Working data —
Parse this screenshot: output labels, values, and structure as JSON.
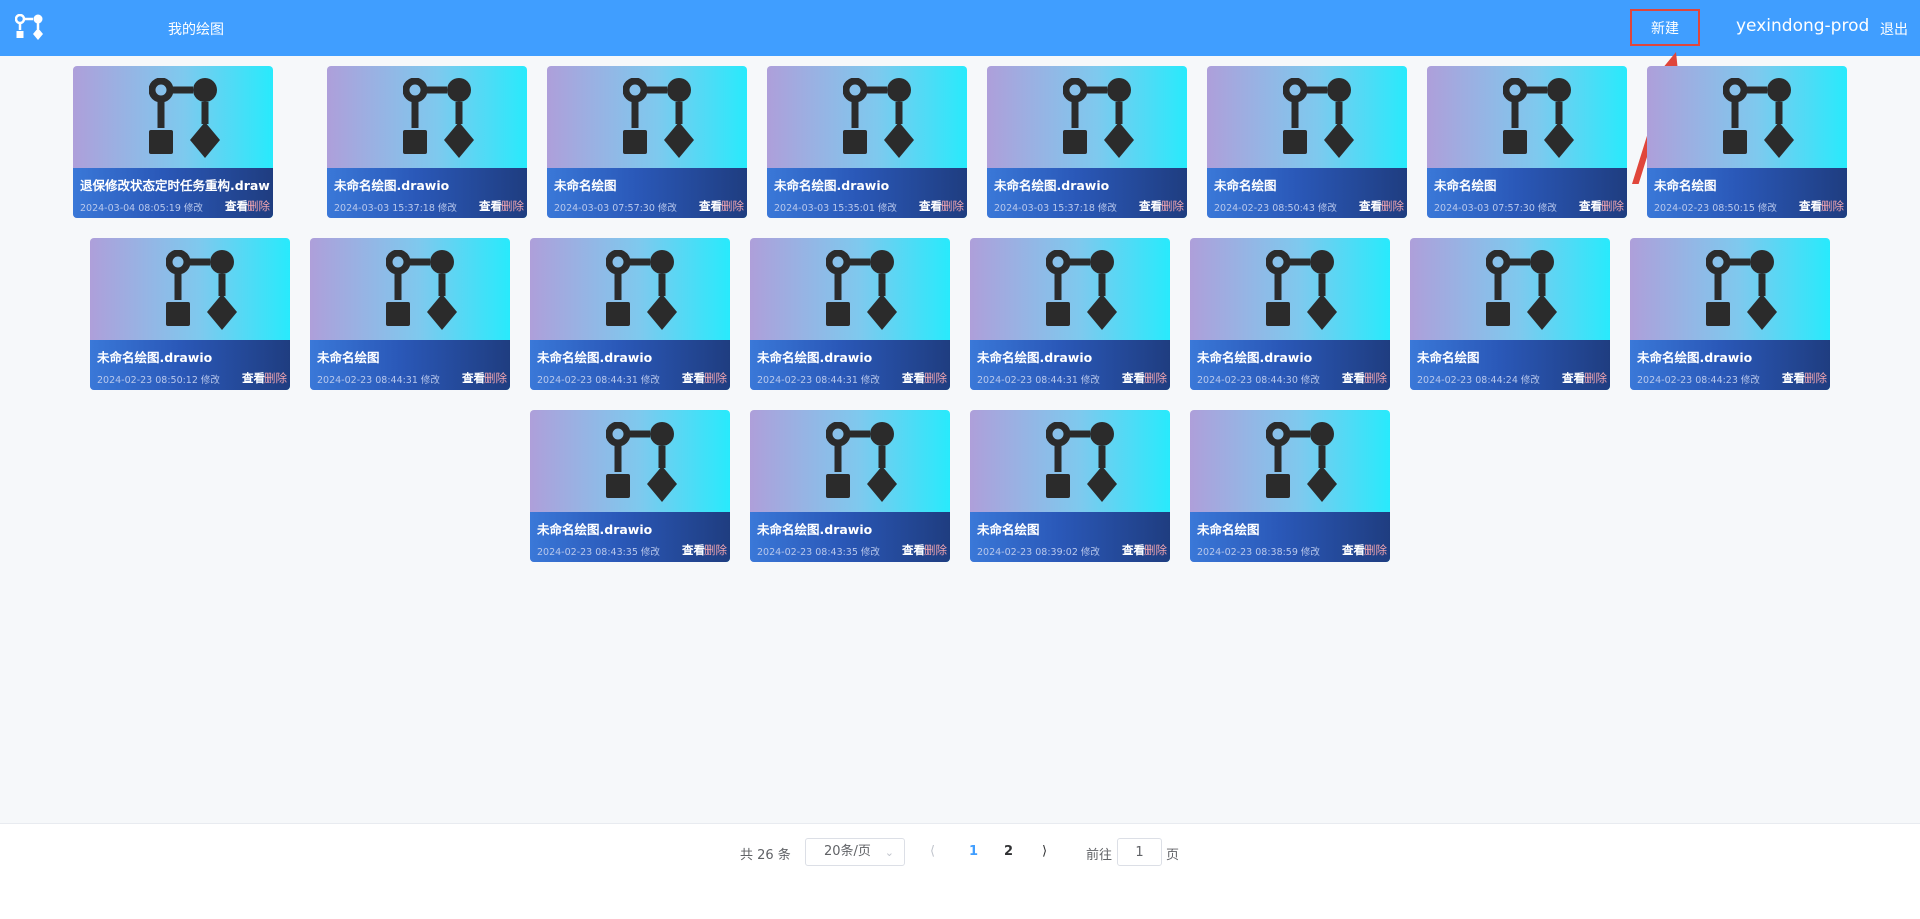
{
  "header": {
    "nav_title": "我的绘图",
    "new_label": "新建",
    "username": "yexindong-prod",
    "logout_label": "退出"
  },
  "card_actions": {
    "view": "查看",
    "delete": "删除"
  },
  "cards": [
    {
      "name": "退保修改状态定时任务重构.drawio",
      "time": "2024-03-04 08:05:19 修改"
    },
    {
      "name": "未命名绘图.drawio",
      "time": "2024-03-03 15:37:18 修改"
    },
    {
      "name": "未命名绘图",
      "time": "2024-03-03 07:57:30 修改"
    },
    {
      "name": "未命名绘图.drawio",
      "time": "2024-03-03 15:35:01 修改"
    },
    {
      "name": "未命名绘图.drawio",
      "time": "2024-03-03 15:37:18 修改"
    },
    {
      "name": "未命名绘图",
      "time": "2024-02-23 08:50:43 修改"
    },
    {
      "name": "未命名绘图",
      "time": "2024-03-03 07:57:30 修改"
    },
    {
      "name": "未命名绘图",
      "time": "2024-02-23 08:50:15 修改"
    },
    {
      "name": "未命名绘图.drawio",
      "time": "2024-02-23 08:50:12 修改"
    },
    {
      "name": "未命名绘图",
      "time": "2024-02-23 08:44:31 修改"
    },
    {
      "name": "未命名绘图.drawio",
      "time": "2024-02-23 08:44:31 修改"
    },
    {
      "name": "未命名绘图.drawio",
      "time": "2024-02-23 08:44:31 修改"
    },
    {
      "name": "未命名绘图.drawio",
      "time": "2024-02-23 08:44:31 修改"
    },
    {
      "name": "未命名绘图.drawio",
      "time": "2024-02-23 08:44:30 修改"
    },
    {
      "name": "未命名绘图",
      "time": "2024-02-23 08:44:24 修改"
    },
    {
      "name": "未命名绘图.drawio",
      "time": "2024-02-23 08:44:23 修改"
    },
    {
      "name": "未命名绘图.drawio",
      "time": "2024-02-23 08:43:35 修改"
    },
    {
      "name": "未命名绘图.drawio",
      "time": "2024-02-23 08:43:35 修改"
    },
    {
      "name": "未命名绘图",
      "time": "2024-02-23 08:39:02 修改"
    },
    {
      "name": "未命名绘图",
      "time": "2024-02-23 08:38:59 修改"
    }
  ],
  "pagination": {
    "total": "共 26 条",
    "page_size": "20条/页",
    "pages": [
      "1",
      "2"
    ],
    "current_page": "1",
    "goto_label": "前往",
    "goto_value": "1",
    "goto_suffix": "页"
  },
  "colors": {
    "header_bg": "#409eff",
    "highlight_border": "#e0463b",
    "active_page": "#409eff"
  }
}
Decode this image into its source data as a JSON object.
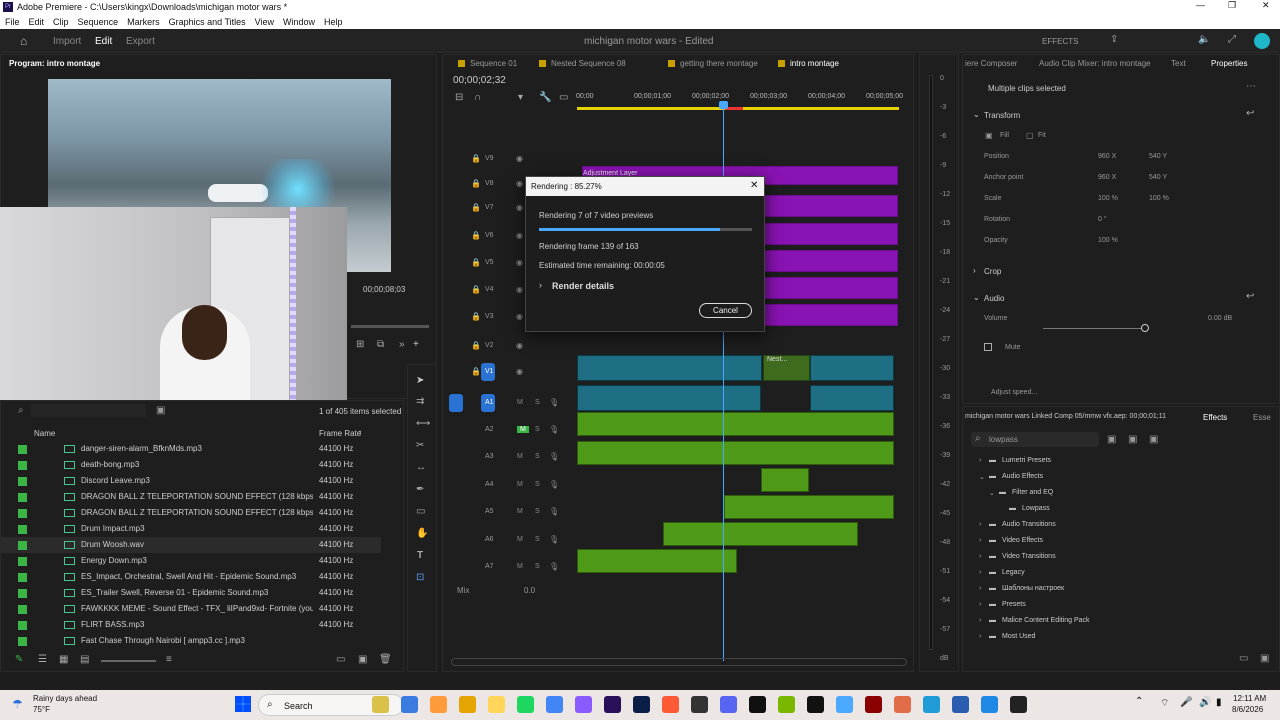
{
  "window": {
    "title": "Adobe Premiere - C:\\Users\\kingx\\Downloads\\michigan motor wars *"
  },
  "menu": [
    "File",
    "Edit",
    "Clip",
    "Sequence",
    "Markers",
    "Graphics and Titles",
    "View",
    "Window",
    "Help"
  ],
  "topbar": {
    "tabs": [
      "Import",
      "Edit",
      "Export"
    ],
    "project": "michigan motor wars - Edited",
    "effects_label": "EFFECTS"
  },
  "program": {
    "label": "Program: intro montage",
    "timecode": "00;00;08;03"
  },
  "project_panel": {
    "count": "1 of 405 items selected",
    "col_name": "Name",
    "col_rate": "Frame Rate",
    "rows": [
      {
        "name": "danger-siren-alarm_BfknMds.mp3",
        "rate": "44100 Hz"
      },
      {
        "name": "death-bong.mp3",
        "rate": "44100 Hz"
      },
      {
        "name": "Discord Leave.mp3",
        "rate": "44100 Hz"
      },
      {
        "name": "DRAGON BALL Z TELEPORTATION SOUND EFFECT (128  kbps).mp3",
        "rate": "44100 Hz"
      },
      {
        "name": "DRAGON BALL Z TELEPORTATION SOUND EFFECT (128  kbps)_001.m",
        "rate": "44100 Hz"
      },
      {
        "name": "Drum Impact.mp3",
        "rate": "44100 Hz"
      },
      {
        "name": "Drum Woosh.wav",
        "rate": "44100 Hz"
      },
      {
        "name": "Energy Down.mp3",
        "rate": "44100 Hz"
      },
      {
        "name": "ES_Impact, Orchestral, Swell And Hit - Epidemic Sound.mp3",
        "rate": "44100 Hz"
      },
      {
        "name": "ES_Trailer Swell, Reverse 01 - Epidemic Sound.mp3",
        "rate": "44100 Hz"
      },
      {
        "name": "FAWKKKK MEME - Sound Effect - TFX_ liIPand9xd- Fortnite (youtube).",
        "rate": "44100 Hz"
      },
      {
        "name": "FLIRT BASS.mp3",
        "rate": "44100 Hz"
      },
      {
        "name": "Fast Chase Through Nairobi [ ampp3.cc ].mp3",
        "rate": ""
      }
    ]
  },
  "timeline": {
    "tabs": [
      "Sequence 01",
      "Nested Sequence 08",
      "getting there montage",
      "intro montage"
    ],
    "timecode": "00;00;02;32",
    "ruler": [
      "00;00",
      "00;00;01;00",
      "00;00;02;00",
      "00;00;03;00",
      "00;00;04;00",
      "00;00;05;00"
    ],
    "video_tracks": [
      "V9",
      "V8",
      "V7",
      "V6",
      "V5",
      "V4",
      "V3",
      "V2",
      "V1"
    ],
    "audio_tracks": [
      "A1",
      "A2",
      "A3",
      "A4",
      "A5",
      "A6",
      "A7"
    ],
    "mix": "Mix",
    "mix_val": "0.0",
    "adjustment_label": "Adjustment Layer",
    "nest_label": "Nest..."
  },
  "dialog": {
    "title": "Rendering : 85.27%",
    "line1": "Rendering 7 of 7 video previews",
    "progress": 0.85,
    "line2": "Rendering frame 139 of 163",
    "line3": "Estimated time remaining: 00:00:05",
    "details": "Render details",
    "cancel": "Cancel"
  },
  "meter": [
    "0",
    "-3",
    "-6",
    "-9",
    "-12",
    "-15",
    "-18",
    "-21",
    "-24",
    "-27",
    "-30",
    "-33",
    "-36",
    "-39",
    "-42",
    "-45",
    "-48",
    "-51",
    "-54",
    "-57",
    "dB"
  ],
  "props": {
    "tabs": [
      "iere Composer",
      "Audio Clip Mixer: intro montage",
      "Text",
      "Properties"
    ],
    "subtitle": "Multiple clips selected",
    "transform": "Transform",
    "fill": "Fill",
    "fit": "Fit",
    "rows": [
      {
        "k": "Position",
        "a": "960 X",
        "b": "540 Y"
      },
      {
        "k": "Anchor point",
        "a": "960 X",
        "b": "540 Y"
      },
      {
        "k": "Scale",
        "a": "100 %",
        "b": "100 %"
      },
      {
        "k": "Rotation",
        "a": "0 °",
        "b": ""
      },
      {
        "k": "Opacity",
        "a": "100 %",
        "b": ""
      }
    ],
    "crop": "Crop",
    "audio": "Audio",
    "volume": "Volume",
    "volume_val": "0.00 dB",
    "mute": "Mute",
    "adjust_speed": "Adjust speed..."
  },
  "effects_panel": {
    "header": "michigan motor wars Linked Comp 05/mmw vfx.aep: 00;00;01;11",
    "tab": "Effects",
    "tab2": "Esse",
    "search": "lowpass",
    "items": [
      "Lumetri Presets",
      "Audio Effects",
      "Filter and EQ",
      "Lowpass",
      "Audio Transitions",
      "Video Effects",
      "Video Transitions",
      "Legacy",
      "Шаблоны настроек",
      "Presets",
      "Malice Content Editing Pack",
      "Most Used"
    ]
  },
  "taskbar": {
    "weather1": "Rainy days ahead",
    "weather2": "75°F",
    "search": "Search",
    "time": "12:11 AM",
    "date": "8/6/2026"
  }
}
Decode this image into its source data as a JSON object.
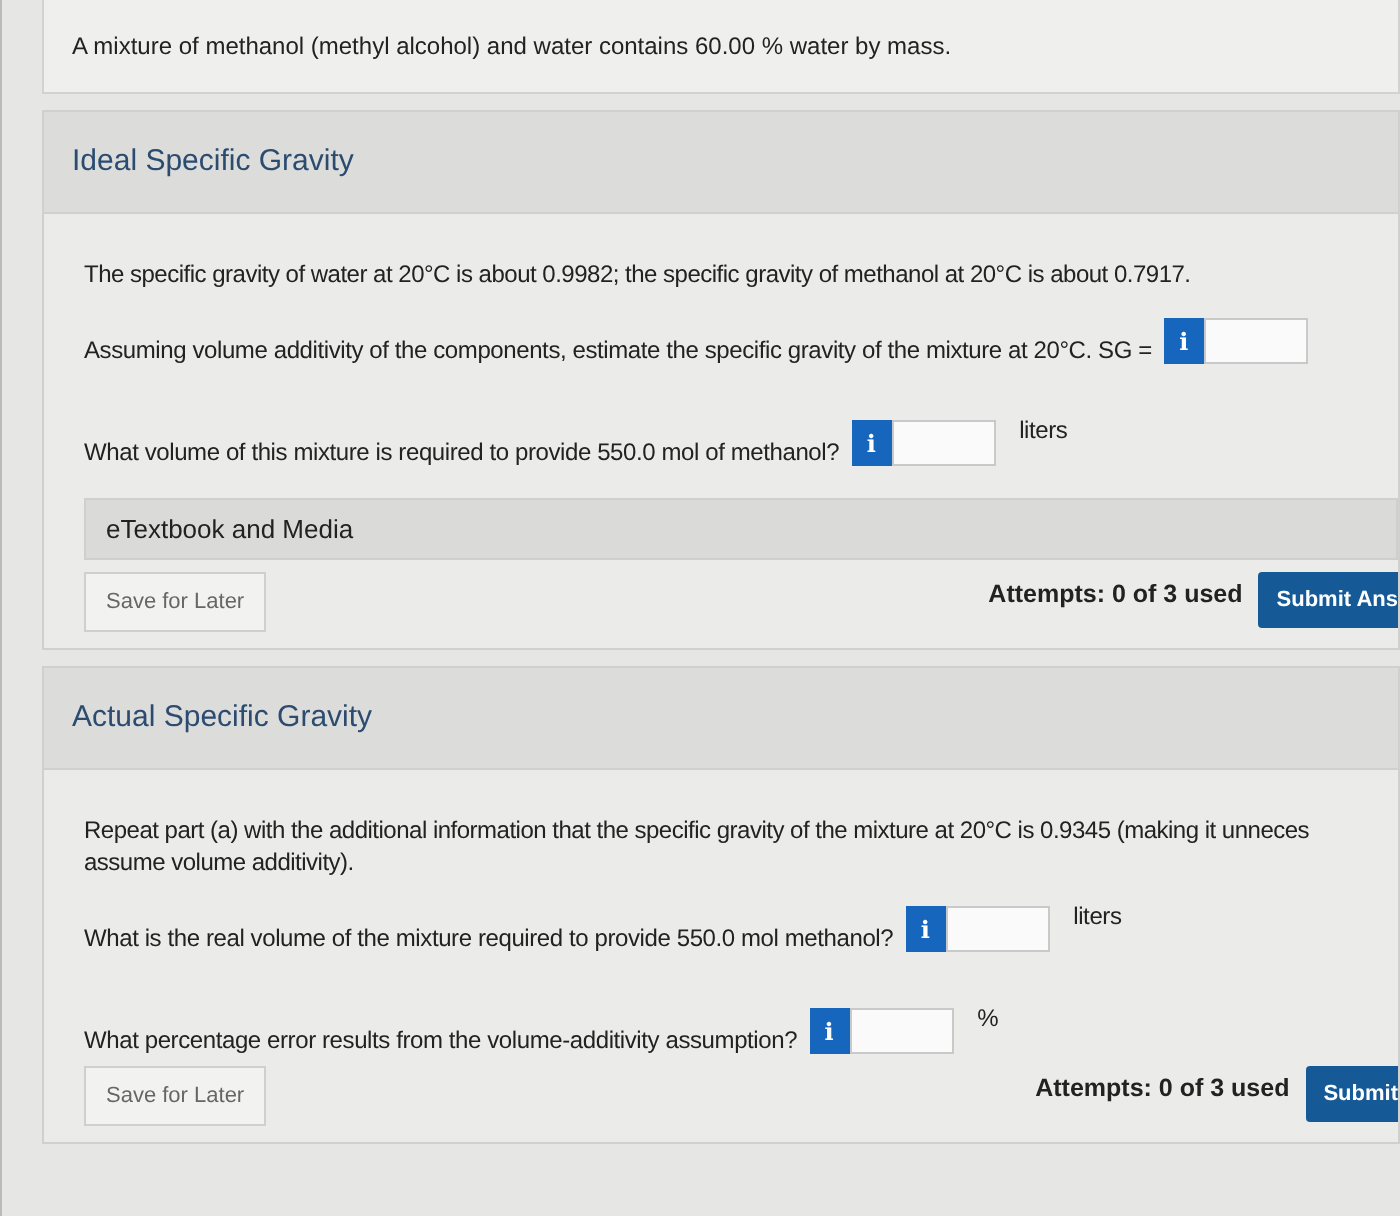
{
  "intro": "A mixture of methanol (methyl alcohol) and water contains 60.00 % water by mass.",
  "parts": [
    {
      "title": "Ideal Specific Gravity",
      "items": [
        {
          "kind": "text",
          "lines": [
            "The specific gravity of water at 20°C is about 0.9982; the specific gravity of methanol at 20°C is about 0.7917."
          ]
        },
        {
          "kind": "question",
          "text": "Assuming volume additivity of the components, estimate the specific gravity of the mixture at 20°C. SG =",
          "hint": "i"
        },
        {
          "kind": "question",
          "text": "What volume of this mixture is required to provide 550.0 mol of methanol?",
          "hint": "i",
          "unit": "liters"
        }
      ],
      "media": "eTextbook and Media",
      "save": "Save for Later",
      "attempts": "Attempts: 0 of 3 used",
      "submit": "Submit Ans"
    },
    {
      "title": "Actual Specific Gravity",
      "items": [
        {
          "kind": "text",
          "lines": [
            "Repeat part (a) with the additional information that the specific gravity of the mixture at 20°C is 0.9345 (making it unneces",
            "assume volume additivity)."
          ]
        },
        {
          "kind": "question",
          "text": "What is the real volume of the mixture required to provide 550.0 mol methanol?",
          "hint": "i",
          "unit": "liters"
        },
        {
          "kind": "question",
          "text": "What percentage error results from the volume-additivity assumption?",
          "hint": "i",
          "unit": "%"
        }
      ],
      "save": "Save for Later",
      "attempts": "Attempts: 0 of 3 used",
      "submit": "Submit"
    }
  ]
}
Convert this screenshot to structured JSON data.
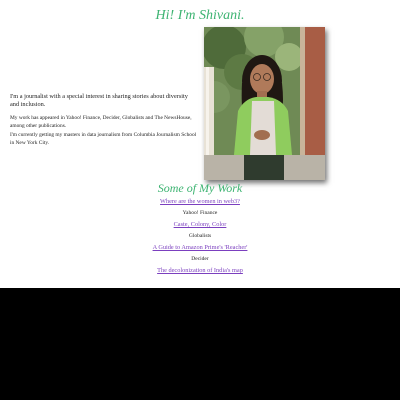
{
  "hero": {
    "title": "Hi! I'm Shivani."
  },
  "intro": {
    "lead": "I'm a journalist with a special interest in sharing stories about diversity and inclusion.",
    "body": [
      "My work has appeared in Yahoo! Finance, Decider, Globalists and The NewsHouse, among other publications.",
      "I'm currently getting my masters in data journalism from Columbia Journalism School in New York City."
    ]
  },
  "work": {
    "title": "Some of My Work",
    "items": [
      {
        "link": "Where are the women in web3?",
        "publication": "Yahoo! Finance"
      },
      {
        "link": "Caste, Colony, Color",
        "publication": "Globalists"
      },
      {
        "link": "A Guide to Amazon Prime's 'Reacher'",
        "publication": "Decider"
      },
      {
        "link": "The decolonization of India's map",
        "publication": ""
      }
    ]
  },
  "colors": {
    "heading": "#3cb371",
    "link": "#7b3fbf",
    "below_page": "#000000"
  }
}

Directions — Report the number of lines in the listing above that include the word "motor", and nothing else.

Response box — 3